don't babble like the idolaters,
This means - don't babble, instead you should pray like this (Lord's Prayer.)

It does NOT mean vary the Lord's Prayer every time you say it.


Kapyong
 

Linschoten

Ad Honoris
Aug 2010
16,417
Welsh Marches
I agree with jackydee on this, the variations are exactly what one would expect for a prayer transmitted in the oral tradition; and the basic ideas are in fact quite consistent. It is not characteristic for an exact form of words to transmitted without variation in an oral tradition, that would on the contrary suggest that the item was being copied within a written tradition.
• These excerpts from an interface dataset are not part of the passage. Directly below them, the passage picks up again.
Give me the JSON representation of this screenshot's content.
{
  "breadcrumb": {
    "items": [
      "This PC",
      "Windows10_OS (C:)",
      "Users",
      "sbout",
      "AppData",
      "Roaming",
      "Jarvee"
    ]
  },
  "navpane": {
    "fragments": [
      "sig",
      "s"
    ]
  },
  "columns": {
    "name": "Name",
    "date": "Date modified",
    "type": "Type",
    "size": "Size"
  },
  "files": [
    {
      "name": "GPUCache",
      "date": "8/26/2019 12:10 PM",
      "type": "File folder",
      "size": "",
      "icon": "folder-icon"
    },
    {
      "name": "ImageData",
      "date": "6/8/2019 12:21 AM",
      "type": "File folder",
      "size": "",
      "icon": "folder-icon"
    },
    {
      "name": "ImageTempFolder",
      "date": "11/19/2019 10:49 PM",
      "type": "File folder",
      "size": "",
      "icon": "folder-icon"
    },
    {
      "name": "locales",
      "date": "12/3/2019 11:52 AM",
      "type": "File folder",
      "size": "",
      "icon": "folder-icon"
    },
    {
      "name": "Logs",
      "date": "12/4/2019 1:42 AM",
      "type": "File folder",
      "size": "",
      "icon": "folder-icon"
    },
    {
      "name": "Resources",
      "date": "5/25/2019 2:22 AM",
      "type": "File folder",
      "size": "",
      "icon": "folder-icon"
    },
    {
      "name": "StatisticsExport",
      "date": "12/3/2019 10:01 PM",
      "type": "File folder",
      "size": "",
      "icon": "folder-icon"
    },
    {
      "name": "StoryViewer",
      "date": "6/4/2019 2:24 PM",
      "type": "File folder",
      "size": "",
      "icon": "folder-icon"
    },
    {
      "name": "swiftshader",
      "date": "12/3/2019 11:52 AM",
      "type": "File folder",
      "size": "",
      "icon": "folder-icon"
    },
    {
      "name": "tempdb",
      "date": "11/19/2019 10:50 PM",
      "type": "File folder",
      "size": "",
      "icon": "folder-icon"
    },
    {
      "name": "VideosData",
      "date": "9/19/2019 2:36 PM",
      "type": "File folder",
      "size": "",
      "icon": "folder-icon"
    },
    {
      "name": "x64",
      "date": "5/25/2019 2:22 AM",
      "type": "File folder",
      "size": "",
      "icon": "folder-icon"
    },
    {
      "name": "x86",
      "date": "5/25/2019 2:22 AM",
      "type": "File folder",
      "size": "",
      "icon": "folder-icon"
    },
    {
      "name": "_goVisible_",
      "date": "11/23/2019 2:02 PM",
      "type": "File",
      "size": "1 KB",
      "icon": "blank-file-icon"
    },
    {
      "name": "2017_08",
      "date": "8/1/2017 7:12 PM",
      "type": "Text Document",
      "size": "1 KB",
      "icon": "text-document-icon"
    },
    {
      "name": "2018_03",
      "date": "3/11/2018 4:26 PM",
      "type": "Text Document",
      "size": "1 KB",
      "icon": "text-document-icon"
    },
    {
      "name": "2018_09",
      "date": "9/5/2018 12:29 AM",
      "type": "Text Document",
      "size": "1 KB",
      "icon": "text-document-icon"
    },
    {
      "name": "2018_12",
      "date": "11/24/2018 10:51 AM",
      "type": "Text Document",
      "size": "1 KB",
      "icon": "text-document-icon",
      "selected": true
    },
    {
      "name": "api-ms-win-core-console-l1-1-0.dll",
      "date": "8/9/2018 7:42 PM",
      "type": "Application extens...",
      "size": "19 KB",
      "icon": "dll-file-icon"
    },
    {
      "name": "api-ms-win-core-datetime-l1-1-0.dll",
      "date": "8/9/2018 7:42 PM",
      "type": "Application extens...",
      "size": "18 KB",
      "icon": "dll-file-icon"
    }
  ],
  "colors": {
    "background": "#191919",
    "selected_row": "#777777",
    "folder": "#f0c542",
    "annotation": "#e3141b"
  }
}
What matters to the people transmitting a prayer like this is the underlying ideas not the exact form of words, and one knows from everyday life how words soon get varied as they are passed on from one person to another. (I could provide any numbers of parallels from the Greek tradition to show how a saying attributed to a sage or famous person came to be recorded in somewhat different forms, while the basic thought was preserved; that shows that the apophthegm was handed down in the oral tradition before being put into writing, although it does not of itself prove anything about the ultimate origin of the saying.)
 
Last edited:
Aug 2016
247
The United States
Well, if this is the Oral Tradition in action, then I think it's a very LoFidelity reproduction :)

#2 - G.Luke (c.85, Greek)
Father, hallowed be your name.
Your kingdom come.
Give us each day our daily bread,
and forgive us our sins, for we ourselves forgive everyone who is indebted to us.
And lead us not into temptation.
Amen.

Modern Lord's Prayer
Our Father, who art in heaven, hallowed be thy name.
Thy kingdom come, thy will be done, on earth as it is in heaven.
Give us this day our daily bread,
and forgive us our trespasses, as we forgive those who trespass against us.
And lead us not into temptation, but deliver us from evil.
For thine is the kingdom, the power and the glory, for ever and ever.
Amen.
The purple shows apparent additions - that's quite a large proportion. And that's the BEST reproduction we could expect - Jesus' own words.
You seem to be forgetting G Matthew for this one.

Our Father in heaven, hallowed be your name.
Your kingdom come, your will be done, on earth as it is in heaven.
Give us this day our daily bread,
and forgive us our debts, as we also have forgiven our debtors.
And lead us not into temptation, but deliver us from evil.
Amen.


The main addition is is that last line, as the other three additions seem to just be reconciliations between the two versions. This means that our current version is the inheritor of two divergent traditions of Jesus's words, rather than conclusive evidence that there was no tradition of Jesus's words.